So here we are. You and me. Let us hang all our laundry out to dry in this tiny corner of cyberspace. I think it is entirely possible that we can be honest cybernetic bards in an unpromising age, possibly even noble amid the ruins."

Cherie Carter-Scotts



"Remember, there are no mistakes, only lessons.
Love yourself, trust your choices, and everything is possible."
- Cherie Carter-Scotts

Mark Twain, "Letters From the Earth" Excerpt

"Letters From the Earth"
by Mark Twain

"This is a strange place, an extraordinary place, and interesting. There is nothing resembling it at home. The people are all insane, the other animals are all insane, the earth is insane, Nature itself is insane. Man is a marvelous curiosity. When he is at his very very best he is a sort of low grade nickel-plated angel; at is worst he is unspeakable, unimaginable; and first and last and all the time he is a sarcasm. Yet he blandly and in all sincerity calls himself the "noblest work of God." This is the truth I am telling you. And this is not a new idea with him, he has talked it through all the ages, and believed it. Believed it, and found nobody among all his race to laugh at it.

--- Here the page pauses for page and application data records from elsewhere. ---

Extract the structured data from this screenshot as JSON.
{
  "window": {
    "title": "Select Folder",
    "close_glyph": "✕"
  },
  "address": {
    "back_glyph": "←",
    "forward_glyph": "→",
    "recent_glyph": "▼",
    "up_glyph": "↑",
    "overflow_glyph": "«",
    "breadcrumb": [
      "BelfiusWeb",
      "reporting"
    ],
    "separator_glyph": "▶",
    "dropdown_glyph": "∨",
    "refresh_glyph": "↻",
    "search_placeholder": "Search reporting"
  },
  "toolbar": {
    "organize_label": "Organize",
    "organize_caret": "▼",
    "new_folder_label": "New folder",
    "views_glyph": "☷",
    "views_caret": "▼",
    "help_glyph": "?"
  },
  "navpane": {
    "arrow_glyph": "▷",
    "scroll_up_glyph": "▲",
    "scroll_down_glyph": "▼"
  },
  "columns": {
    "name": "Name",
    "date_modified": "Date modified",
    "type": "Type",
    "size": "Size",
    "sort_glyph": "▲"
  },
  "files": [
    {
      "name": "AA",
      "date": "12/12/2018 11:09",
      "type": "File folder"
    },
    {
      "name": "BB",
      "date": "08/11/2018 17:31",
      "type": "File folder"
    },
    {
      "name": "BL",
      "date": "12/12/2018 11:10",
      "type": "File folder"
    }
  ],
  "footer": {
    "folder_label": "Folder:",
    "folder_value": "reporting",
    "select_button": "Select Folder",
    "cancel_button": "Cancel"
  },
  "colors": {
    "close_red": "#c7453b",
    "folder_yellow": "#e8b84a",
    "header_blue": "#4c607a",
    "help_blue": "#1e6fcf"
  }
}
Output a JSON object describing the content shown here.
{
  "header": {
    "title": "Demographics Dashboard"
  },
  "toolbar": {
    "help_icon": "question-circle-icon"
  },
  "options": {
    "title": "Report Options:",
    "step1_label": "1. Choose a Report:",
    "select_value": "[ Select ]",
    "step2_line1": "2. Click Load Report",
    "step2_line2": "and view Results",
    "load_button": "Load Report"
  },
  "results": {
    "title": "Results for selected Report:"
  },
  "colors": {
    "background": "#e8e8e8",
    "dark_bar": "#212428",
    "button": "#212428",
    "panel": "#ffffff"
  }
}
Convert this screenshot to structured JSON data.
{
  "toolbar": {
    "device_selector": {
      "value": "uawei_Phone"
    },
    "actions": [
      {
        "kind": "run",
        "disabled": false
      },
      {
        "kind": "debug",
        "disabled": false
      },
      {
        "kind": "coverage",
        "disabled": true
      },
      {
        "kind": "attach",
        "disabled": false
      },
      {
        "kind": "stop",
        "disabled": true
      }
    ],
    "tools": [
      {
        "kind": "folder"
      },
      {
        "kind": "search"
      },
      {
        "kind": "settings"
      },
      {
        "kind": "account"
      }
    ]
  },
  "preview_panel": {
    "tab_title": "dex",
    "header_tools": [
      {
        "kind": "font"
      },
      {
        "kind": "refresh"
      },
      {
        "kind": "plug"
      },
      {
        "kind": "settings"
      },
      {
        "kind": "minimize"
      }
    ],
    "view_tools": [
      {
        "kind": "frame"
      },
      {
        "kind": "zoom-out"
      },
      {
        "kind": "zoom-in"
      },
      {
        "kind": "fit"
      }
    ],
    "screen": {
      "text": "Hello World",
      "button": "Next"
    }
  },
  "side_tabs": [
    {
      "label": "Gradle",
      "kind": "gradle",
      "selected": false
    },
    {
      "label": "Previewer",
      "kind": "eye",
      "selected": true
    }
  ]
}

Moreover - if I may put another strain upon you - he thinks he is the Creator's pet. He believes the Creator is proud of him; he even believes the Creator loves him; has a passion for him; sits up nights to admire him; yes, and watch over him and keep him out of trouble. He prays to Him, and thinks He listens. Isn't it a quaint idea? Fills his prayers with crude and bald and florid flatteries of Him, and thinks He sits and purrs over these extravagancies and enjoys them. He prays for help, and favor, and protection, every day; and does it with hopefulness and confidence, too, although no prayer of his has ever been answered. The daily affront, the daily defeat, do not discourage him, he goes on praying just the same. There is something almost fine about this perseverance. I must put one more strain upon you: he thinks he is going to heaven!"

Complete "Letters From the Earth" is here: http://www.classicreader.com/book/1930/

Mark Twain



"Sometimes I wonder whether the world is being run by smart people
who are putting us on or by imbeciles who really mean it."
- Mark Twain

"A Look to the Heavens"

"One of the most identifiable nebulae in the sky, the Horsehead Nebula in Orion, is part of a large, dark, molecular cloud. Also known as Barnard 33, the unusual shape was first discovered on a photographic plate in the late 1800s. The red glow originates from hydrogen gas predominantly behind the nebula, ionized by the nearby bright star Sigma Orionis.
A blue reflection nebula dubbed NGC 2023 surrounds the bright star at the lower left. The darkness of the Horsehead is caused mostly by thick dust, although the lower part of the Horsehead's neck casts a shadow to the left. Streams of gas leaving the nebula are funneled by a strong magnetic field. Bright spots in the Horsehead Nebula's base are young stars just in the process of forming. Light takes about 1500 years to reach us from the Horsehead Nebula. The above image was taken earlier this month with a 0.6-meter telescope at the Mt. Lemmon SkyCenter in Arizona, USA."